NEW YORK (Reuters) - U.S. stocks climbed on Monday to close at a record and European equity markets also moved higher as a jump in oil prices helped spur gains in the energy sector.

Brent LCOc1 settled up 4.4 percent at $48.90 and U.S. crude CLc1 settled 3.9 percent higher at $47.49 after touching their highest levels in about three weeks as the dollar weakened. Comments by Russian President Vladimir Putin that raised expectations major oil producing countries could reach a deal to limit output at a meeting next week also spurred the jump in oil prices.

Among U.S. equities, the S&P energy index .SPNY gained 2.2 percent as the top-performing sector, closing at its highest level in 16 months.

"The post-election rally is continuing," said Bucky Hellwig, senior vice president at BB&T Wealth Management in Birmingham, Alabama. "There was some concern that rates might rise too far, but it looks like they may have slowed down a little bit."

The Dow Jones industrial average .DJI rose 88.76 points, or 0.47 percent, to 18,956.69, the S&P 500 .SPX gained 16.28 points, or 0.75 percent, to 2,198.18 and the Nasdaq Composite .IXIC added 47.35 points, or 0.89 percent, to 5,368.86.

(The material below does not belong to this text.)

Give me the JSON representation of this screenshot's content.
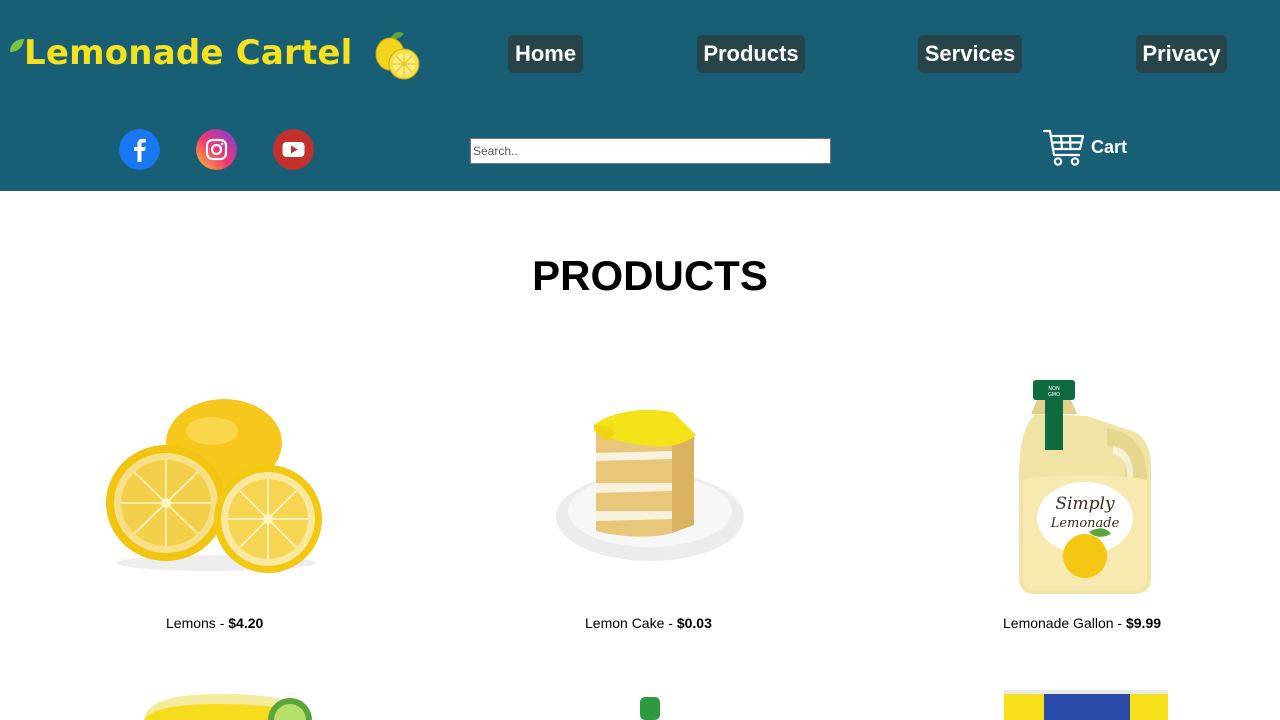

The levels marked a record close for each of the three major Wall Street indexes, but market participants cautioned that volume was likely to be light this week ahead of the U.S. Thanksgiving Day holiday on Thursday.

The climb in oil lifted European markets, with the STOXX Europe oil & gas index up 2.1 percent. Europe's index of leading 300 shares .FTEU3 closed up 0.3 percent. MSCI's all-country world index .MIWD00000PUS advanced 0.8 percent.

The dollar .DXY eased 0.3 percent to 100.89 against a basket of major currencies, pausing after a 10-day streak in which it gained nearly 5 percent. That rally was fueled by expectations of policies by U.S. President-elect Donald Trump that would lead to interest rate increases.   Continued...

Traders work on the floor of the New York Stock Exchange (NYSE) in New York City, NY, U.S. November 18, 2016. REUTERS/Brendan McDermid